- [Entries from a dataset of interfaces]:
━━━━━━━━━━━━━━━━━━━━

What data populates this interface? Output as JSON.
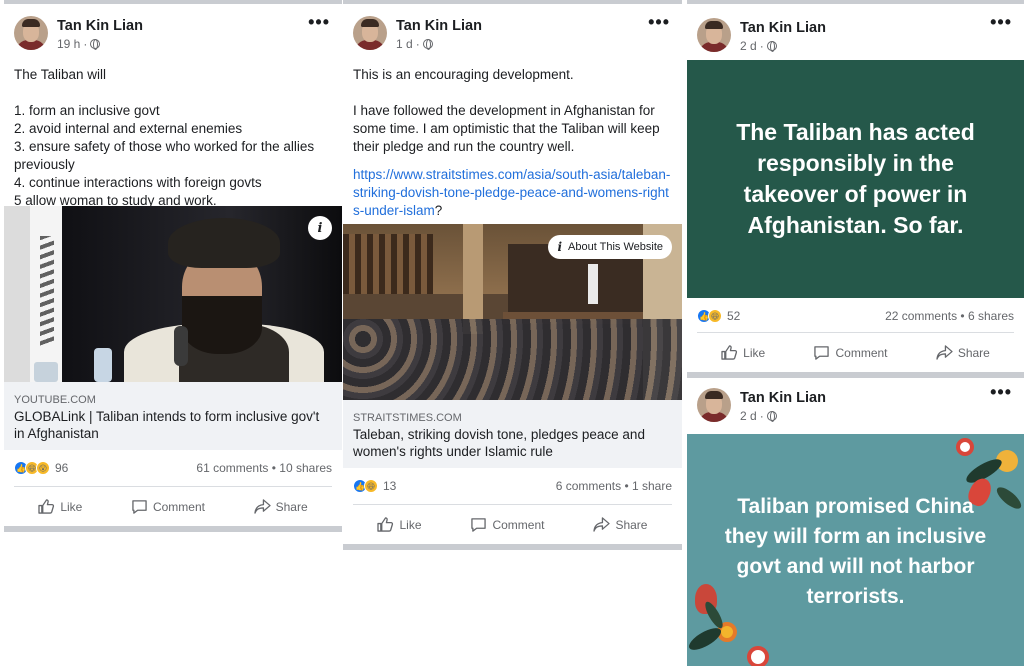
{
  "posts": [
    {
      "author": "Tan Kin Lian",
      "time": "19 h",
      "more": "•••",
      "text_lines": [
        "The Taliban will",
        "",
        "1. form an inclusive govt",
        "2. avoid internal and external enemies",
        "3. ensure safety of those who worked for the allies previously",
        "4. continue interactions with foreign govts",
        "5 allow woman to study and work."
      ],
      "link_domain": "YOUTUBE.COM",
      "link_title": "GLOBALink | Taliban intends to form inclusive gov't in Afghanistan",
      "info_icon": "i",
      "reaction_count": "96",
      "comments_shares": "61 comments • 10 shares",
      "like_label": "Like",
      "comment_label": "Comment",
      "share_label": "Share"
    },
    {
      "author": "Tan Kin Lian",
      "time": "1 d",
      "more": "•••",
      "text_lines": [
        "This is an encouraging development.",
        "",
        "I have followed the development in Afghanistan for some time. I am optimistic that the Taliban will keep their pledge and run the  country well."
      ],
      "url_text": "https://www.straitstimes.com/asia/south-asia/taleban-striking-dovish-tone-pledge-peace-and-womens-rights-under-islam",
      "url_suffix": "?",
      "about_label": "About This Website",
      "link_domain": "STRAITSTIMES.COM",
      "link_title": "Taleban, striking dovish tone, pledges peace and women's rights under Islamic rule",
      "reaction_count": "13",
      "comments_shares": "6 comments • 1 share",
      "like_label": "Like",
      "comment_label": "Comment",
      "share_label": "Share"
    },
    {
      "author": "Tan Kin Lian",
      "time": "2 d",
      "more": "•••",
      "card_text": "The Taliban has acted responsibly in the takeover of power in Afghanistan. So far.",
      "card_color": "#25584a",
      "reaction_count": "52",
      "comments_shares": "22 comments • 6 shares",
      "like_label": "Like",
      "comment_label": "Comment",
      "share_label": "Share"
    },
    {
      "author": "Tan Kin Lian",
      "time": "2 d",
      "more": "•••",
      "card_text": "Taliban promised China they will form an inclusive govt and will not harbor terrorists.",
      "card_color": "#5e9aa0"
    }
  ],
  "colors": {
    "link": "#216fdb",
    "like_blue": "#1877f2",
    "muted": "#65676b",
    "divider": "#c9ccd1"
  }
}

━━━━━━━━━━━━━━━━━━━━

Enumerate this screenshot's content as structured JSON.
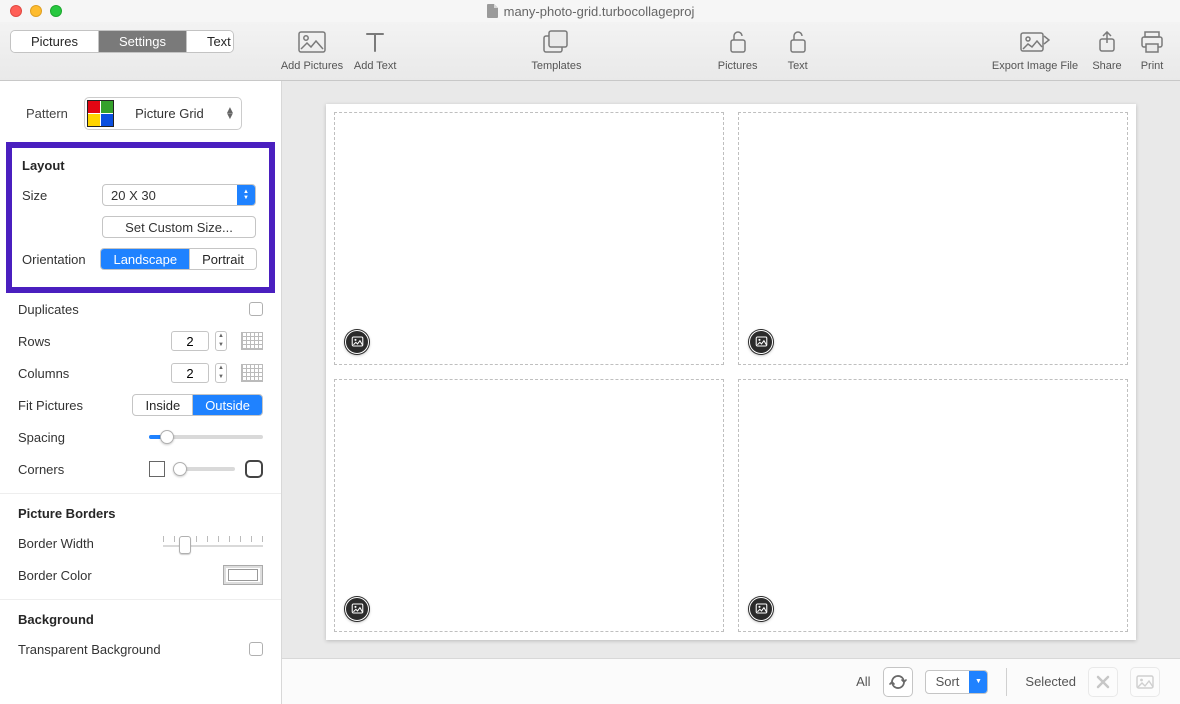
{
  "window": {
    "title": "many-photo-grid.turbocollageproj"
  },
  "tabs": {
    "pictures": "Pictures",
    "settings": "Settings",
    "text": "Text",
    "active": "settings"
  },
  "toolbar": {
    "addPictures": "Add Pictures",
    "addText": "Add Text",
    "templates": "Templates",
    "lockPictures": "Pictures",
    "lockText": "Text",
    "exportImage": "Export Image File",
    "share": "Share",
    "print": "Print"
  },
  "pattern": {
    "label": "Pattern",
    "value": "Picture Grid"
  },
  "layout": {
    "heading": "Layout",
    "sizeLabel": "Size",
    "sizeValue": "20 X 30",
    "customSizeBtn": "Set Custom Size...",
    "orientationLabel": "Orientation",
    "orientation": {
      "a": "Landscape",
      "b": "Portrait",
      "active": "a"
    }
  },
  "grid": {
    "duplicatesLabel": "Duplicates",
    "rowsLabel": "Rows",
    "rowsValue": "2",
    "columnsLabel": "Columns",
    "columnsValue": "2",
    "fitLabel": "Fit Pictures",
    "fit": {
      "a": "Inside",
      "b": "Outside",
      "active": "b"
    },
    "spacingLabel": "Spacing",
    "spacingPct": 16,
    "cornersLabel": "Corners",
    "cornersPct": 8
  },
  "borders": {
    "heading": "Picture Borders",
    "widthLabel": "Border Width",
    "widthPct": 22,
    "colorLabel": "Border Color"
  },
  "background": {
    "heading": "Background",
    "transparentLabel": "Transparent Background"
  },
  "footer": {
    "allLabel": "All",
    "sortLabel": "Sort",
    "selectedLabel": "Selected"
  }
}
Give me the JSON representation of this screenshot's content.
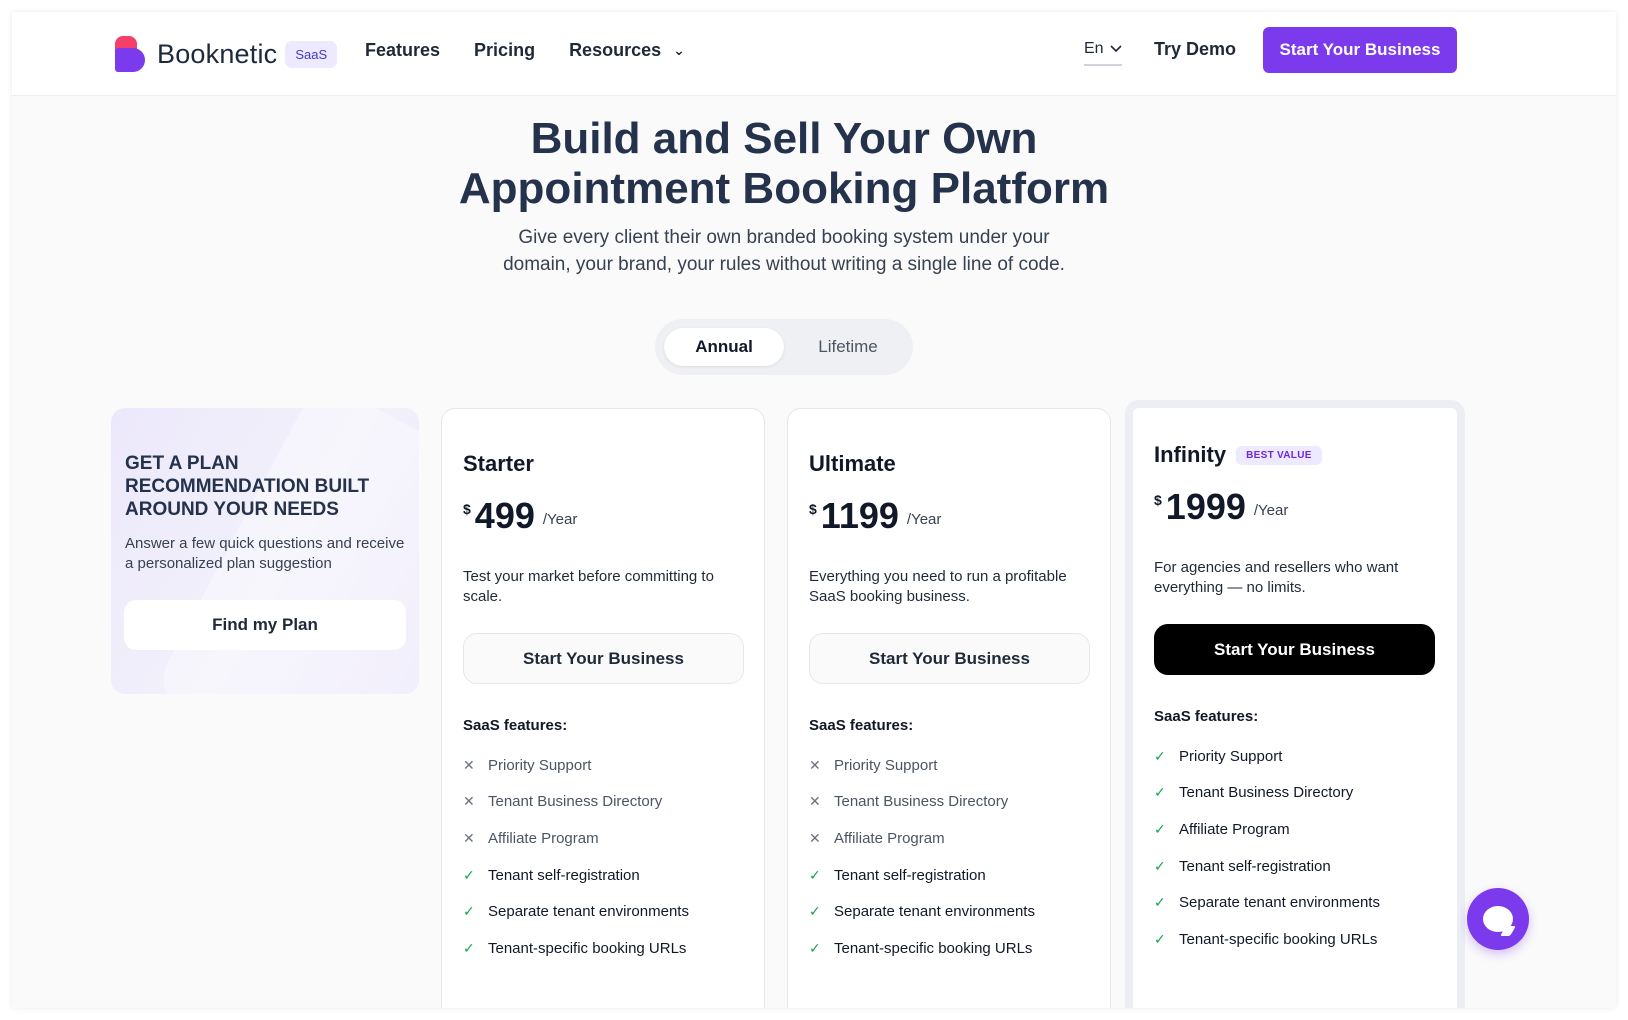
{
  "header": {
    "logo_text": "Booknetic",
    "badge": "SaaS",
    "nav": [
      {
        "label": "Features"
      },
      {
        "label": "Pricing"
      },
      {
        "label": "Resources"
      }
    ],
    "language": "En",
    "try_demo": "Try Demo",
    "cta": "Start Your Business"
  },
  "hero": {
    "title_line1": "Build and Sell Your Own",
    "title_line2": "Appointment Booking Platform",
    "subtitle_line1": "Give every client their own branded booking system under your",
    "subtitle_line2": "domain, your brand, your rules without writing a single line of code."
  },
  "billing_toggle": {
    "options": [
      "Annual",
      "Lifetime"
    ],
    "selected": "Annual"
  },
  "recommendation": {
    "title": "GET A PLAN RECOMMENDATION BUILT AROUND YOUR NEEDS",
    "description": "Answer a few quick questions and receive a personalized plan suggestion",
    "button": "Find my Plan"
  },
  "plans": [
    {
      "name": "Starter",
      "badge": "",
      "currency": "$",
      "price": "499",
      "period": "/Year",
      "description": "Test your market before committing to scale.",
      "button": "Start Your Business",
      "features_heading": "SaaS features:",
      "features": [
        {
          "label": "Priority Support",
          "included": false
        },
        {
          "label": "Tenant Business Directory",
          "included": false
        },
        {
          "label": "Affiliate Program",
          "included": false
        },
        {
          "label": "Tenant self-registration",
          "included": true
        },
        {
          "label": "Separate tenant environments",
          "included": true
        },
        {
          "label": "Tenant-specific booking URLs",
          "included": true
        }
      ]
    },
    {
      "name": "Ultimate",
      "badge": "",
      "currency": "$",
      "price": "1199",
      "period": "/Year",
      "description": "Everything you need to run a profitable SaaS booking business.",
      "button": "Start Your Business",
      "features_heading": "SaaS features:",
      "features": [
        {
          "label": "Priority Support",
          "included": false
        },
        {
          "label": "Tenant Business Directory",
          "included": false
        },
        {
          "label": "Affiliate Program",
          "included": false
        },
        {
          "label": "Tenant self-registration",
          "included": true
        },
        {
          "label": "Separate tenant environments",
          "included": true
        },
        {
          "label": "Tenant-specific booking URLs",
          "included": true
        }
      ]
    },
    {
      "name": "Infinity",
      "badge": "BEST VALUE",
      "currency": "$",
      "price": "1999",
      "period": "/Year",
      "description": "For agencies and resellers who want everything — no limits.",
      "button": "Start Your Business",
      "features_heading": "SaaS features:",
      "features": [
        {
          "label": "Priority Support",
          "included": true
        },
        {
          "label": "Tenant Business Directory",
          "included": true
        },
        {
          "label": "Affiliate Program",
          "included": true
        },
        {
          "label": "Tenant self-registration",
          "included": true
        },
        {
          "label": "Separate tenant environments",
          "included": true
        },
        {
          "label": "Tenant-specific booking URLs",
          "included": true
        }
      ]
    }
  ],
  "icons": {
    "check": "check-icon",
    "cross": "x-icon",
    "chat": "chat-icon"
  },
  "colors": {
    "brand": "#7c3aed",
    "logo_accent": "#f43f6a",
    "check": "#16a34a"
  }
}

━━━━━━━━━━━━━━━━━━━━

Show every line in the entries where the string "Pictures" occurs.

- [The answer]:
    "pictures": "Pictures",
    "addPictures": "Add Pictures",
    "lockPictures": "Pictures",
    "fitLabel": "Fit Pictures",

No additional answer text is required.